ACTIVITY = Only lines that contain the string "Message" should be returned from the material below.

ENTRIES SHOWN =
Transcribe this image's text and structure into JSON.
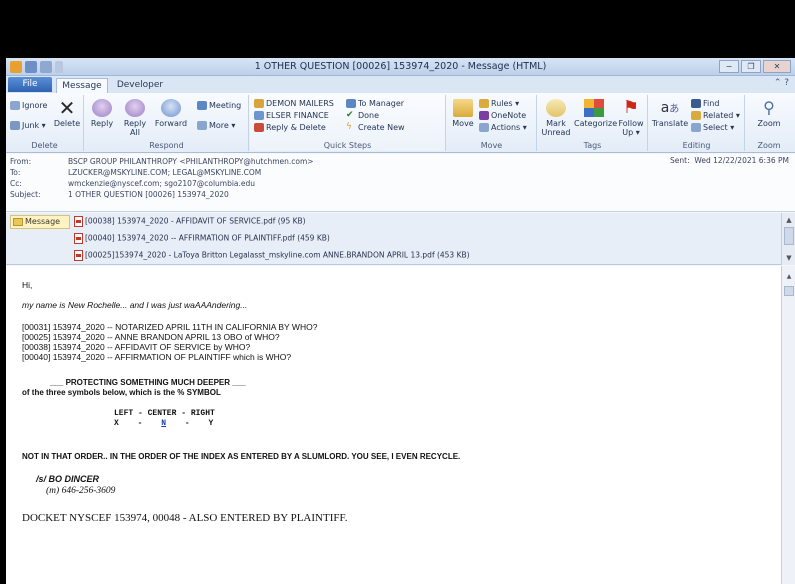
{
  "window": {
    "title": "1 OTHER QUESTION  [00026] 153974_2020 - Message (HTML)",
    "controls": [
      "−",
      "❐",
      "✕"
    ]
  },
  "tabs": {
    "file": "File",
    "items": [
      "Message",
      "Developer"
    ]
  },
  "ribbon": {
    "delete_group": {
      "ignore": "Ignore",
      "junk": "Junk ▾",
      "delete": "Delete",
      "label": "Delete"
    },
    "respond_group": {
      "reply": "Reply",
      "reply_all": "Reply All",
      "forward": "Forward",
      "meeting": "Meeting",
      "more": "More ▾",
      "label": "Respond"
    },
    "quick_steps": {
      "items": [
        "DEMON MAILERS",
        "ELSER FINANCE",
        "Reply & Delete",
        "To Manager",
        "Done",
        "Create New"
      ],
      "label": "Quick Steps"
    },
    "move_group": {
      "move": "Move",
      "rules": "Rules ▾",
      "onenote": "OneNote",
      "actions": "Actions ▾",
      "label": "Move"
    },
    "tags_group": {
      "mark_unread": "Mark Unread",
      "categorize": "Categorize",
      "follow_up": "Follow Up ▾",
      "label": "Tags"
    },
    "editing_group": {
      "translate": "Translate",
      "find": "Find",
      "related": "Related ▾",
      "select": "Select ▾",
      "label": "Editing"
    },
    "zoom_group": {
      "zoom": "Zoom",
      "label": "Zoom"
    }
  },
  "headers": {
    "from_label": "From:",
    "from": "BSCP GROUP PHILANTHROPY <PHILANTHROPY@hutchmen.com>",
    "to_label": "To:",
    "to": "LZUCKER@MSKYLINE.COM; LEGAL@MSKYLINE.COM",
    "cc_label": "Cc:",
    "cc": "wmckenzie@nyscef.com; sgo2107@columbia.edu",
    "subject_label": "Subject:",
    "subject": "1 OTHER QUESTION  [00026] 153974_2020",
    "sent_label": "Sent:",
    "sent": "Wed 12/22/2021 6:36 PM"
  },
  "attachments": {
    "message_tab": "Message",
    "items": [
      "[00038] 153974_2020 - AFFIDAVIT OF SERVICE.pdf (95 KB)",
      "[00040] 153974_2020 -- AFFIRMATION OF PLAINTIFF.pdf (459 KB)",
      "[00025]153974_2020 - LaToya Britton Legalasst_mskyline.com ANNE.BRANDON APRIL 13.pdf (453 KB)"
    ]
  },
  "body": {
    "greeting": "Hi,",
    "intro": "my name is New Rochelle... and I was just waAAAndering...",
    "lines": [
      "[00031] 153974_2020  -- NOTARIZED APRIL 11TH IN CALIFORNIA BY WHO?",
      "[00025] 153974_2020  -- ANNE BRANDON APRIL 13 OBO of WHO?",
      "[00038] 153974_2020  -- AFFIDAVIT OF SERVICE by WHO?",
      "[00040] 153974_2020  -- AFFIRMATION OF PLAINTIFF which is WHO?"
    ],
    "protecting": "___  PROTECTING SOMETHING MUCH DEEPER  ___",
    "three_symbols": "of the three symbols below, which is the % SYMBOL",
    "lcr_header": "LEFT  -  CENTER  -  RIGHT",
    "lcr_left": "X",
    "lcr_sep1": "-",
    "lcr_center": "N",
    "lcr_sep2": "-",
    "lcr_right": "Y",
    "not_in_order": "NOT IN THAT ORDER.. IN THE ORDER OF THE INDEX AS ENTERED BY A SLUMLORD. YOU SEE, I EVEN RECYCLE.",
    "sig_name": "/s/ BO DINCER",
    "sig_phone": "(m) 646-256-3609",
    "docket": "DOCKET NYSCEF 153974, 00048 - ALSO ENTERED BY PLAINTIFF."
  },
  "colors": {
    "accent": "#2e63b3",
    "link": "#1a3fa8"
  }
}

THE COMPLETED TASK =
    "title": "1 OTHER QUESTION  [00026] 153974_2020 - Message (HTML)",
      "Message",
    "message_tab": "Message",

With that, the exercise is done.